(Dataset items)
↓↓↓

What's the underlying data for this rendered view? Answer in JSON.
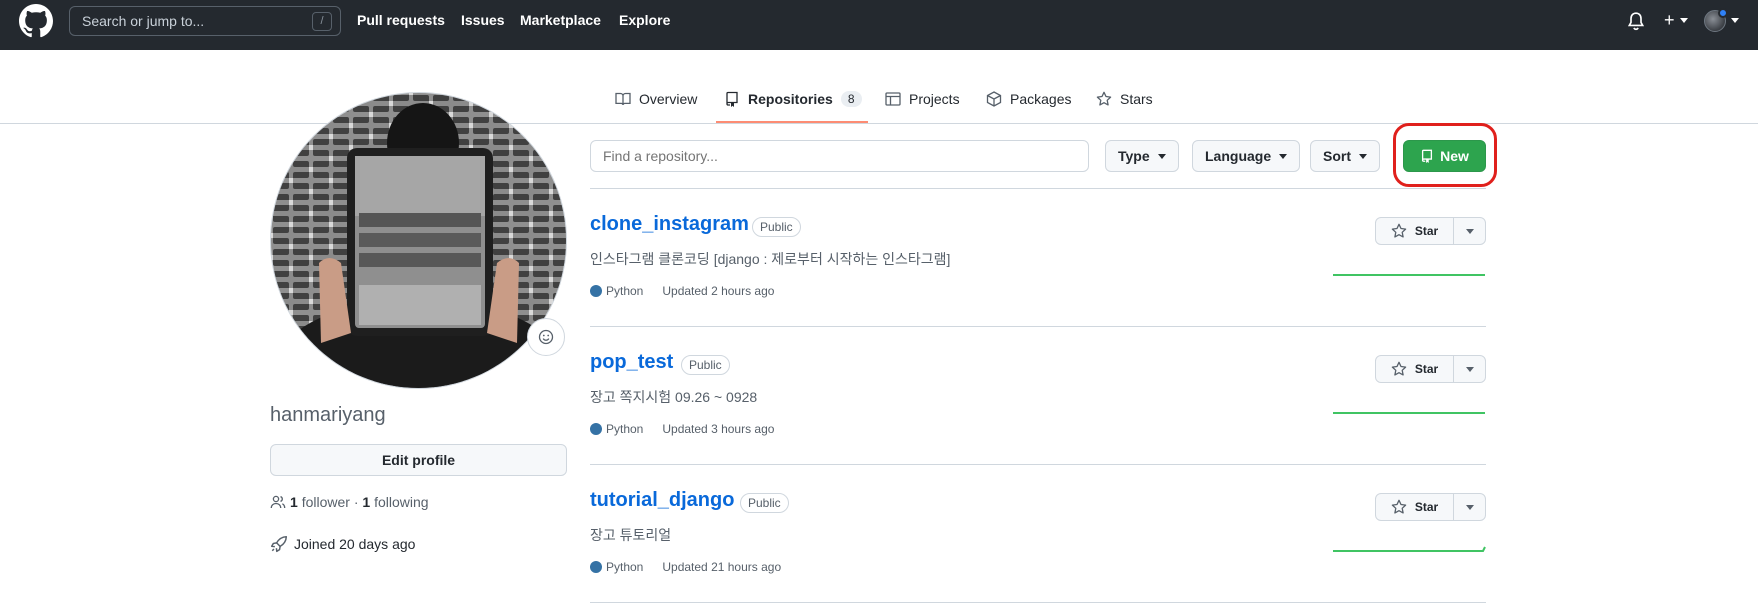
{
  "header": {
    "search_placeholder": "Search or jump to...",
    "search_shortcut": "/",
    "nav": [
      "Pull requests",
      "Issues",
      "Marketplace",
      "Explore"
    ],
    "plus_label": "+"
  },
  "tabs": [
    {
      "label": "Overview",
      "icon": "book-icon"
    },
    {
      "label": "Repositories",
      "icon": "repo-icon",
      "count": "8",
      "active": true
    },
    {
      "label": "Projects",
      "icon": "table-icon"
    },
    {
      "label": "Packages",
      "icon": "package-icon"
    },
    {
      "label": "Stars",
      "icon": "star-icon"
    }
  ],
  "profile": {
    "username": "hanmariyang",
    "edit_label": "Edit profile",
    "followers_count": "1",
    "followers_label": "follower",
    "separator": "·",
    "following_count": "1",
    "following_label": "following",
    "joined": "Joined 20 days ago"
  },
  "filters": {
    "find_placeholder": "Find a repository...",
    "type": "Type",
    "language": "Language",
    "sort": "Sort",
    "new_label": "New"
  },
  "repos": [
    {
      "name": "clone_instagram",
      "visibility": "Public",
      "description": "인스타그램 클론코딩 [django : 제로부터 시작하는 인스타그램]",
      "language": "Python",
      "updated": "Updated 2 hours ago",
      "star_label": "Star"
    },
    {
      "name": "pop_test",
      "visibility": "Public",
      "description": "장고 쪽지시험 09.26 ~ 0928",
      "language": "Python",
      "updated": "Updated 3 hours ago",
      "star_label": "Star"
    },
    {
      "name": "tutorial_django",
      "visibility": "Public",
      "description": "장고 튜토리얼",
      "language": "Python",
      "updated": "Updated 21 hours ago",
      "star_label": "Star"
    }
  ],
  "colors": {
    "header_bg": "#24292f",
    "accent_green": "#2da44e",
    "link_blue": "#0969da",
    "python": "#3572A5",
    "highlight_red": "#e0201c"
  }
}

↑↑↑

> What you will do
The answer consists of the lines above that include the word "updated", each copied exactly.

> Written solution
      "updated": "Updated 2 hours ago",
      "updated": "Updated 3 hours ago",
      "updated": "Updated 21 hours ago",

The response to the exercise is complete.